Saved entries:
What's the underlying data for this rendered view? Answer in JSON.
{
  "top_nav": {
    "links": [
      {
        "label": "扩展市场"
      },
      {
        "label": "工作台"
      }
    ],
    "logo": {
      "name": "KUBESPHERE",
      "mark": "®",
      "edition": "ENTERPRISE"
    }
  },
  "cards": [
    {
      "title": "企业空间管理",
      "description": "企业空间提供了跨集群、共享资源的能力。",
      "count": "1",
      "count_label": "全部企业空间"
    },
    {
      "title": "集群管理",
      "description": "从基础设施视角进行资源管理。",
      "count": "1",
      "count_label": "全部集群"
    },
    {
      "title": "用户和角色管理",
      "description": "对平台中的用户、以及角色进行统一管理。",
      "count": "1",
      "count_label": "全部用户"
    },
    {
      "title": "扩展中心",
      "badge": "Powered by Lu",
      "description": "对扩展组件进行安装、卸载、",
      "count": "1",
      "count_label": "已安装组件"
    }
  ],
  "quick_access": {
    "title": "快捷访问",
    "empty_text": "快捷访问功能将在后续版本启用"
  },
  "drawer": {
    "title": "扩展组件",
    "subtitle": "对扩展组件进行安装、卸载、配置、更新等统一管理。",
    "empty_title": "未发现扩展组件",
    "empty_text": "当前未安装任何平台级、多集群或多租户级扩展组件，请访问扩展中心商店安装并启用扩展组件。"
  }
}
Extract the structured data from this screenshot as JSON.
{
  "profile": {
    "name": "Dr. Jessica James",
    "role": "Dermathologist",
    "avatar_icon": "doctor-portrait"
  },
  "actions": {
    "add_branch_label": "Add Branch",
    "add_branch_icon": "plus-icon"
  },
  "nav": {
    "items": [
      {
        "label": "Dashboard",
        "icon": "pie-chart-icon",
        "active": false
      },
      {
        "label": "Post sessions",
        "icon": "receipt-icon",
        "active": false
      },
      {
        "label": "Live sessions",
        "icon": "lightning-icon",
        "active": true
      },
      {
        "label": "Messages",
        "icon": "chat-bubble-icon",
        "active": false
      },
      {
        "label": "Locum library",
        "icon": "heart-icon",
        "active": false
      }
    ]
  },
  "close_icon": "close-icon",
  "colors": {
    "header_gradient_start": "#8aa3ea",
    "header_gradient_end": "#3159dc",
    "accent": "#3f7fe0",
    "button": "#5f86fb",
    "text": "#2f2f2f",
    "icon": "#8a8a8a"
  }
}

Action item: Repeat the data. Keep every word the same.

Output of the task:
What's the underlying data for this rendered view? Answer in JSON.
{
  "top_nav": {
    "links": [
      {
        "label": "扩展市场"
      },
      {
        "label": "工作台"
      }
    ],
    "logo": {
      "name": "KUBESPHERE",
      "mark": "®",
      "edition": "ENTERPRISE"
    }
  },
  "cards": [
    {
      "title": "企业空间管理",
      "description": "企业空间提供了跨集群、共享资源的能力。",
      "count": "1",
      "count_label": "全部企业空间"
    },
    {
      "title": "集群管理",
      "description": "从基础设施视角进行资源管理。",
      "count": "1",
      "count_label": "全部集群"
    },
    {
      "title": "用户和角色管理",
      "description": "对平台中的用户、以及角色进行统一管理。",
      "count": "1",
      "count_label": "全部用户"
    },
    {
      "title": "扩展中心",
      "badge": "Powered by Lu",
      "description": "对扩展组件进行安装、卸载、",
      "count": "1",
      "count_label": "已安装组件"
    }
  ],
  "quick_access": {
    "title": "快捷访问",
    "empty_text": "快捷访问功能将在后续版本启用"
  },
  "drawer": {
    "title": "扩展组件",
    "subtitle": "对扩展组件进行安装、卸载、配置、更新等统一管理。",
    "empty_title": "未发现扩展组件",
    "empty_text": "当前未安装任何平台级、多集群或多租户级扩展组件，请访问扩展中心商店安装并启用扩展组件。"
  }
}
Extract the structured data from this screenshot as JSON.
{
  "profile": {
    "name": "Dr. Jessica James",
    "role": "Dermathologist",
    "avatar_icon": "doctor-portrait"
  },
  "actions": {
    "add_branch_label": "Add Branch",
    "add_branch_icon": "plus-icon"
  },
  "nav": {
    "items": [
      {
        "label": "Dashboard",
        "icon": "pie-chart-icon",
        "active": false
      },
      {
        "label": "Post sessions",
        "icon": "receipt-icon",
        "active": false
      },
      {
        "label": "Live sessions",
        "icon": "lightning-icon",
        "active": true
      },
      {
        "label": "Messages",
        "icon": "chat-bubble-icon",
        "active": false
      },
      {
        "label": "Locum library",
        "icon": "heart-icon",
        "active": false
      }
    ]
  },
  "close_icon": "close-icon",
  "colors": {
    "header_gradient_start": "#8aa3ea",
    "header_gradient_end": "#3159dc",
    "accent": "#3f7fe0",
    "button": "#5f86fb",
    "text": "#2f2f2f",
    "icon": "#8a8a8a"
  }
}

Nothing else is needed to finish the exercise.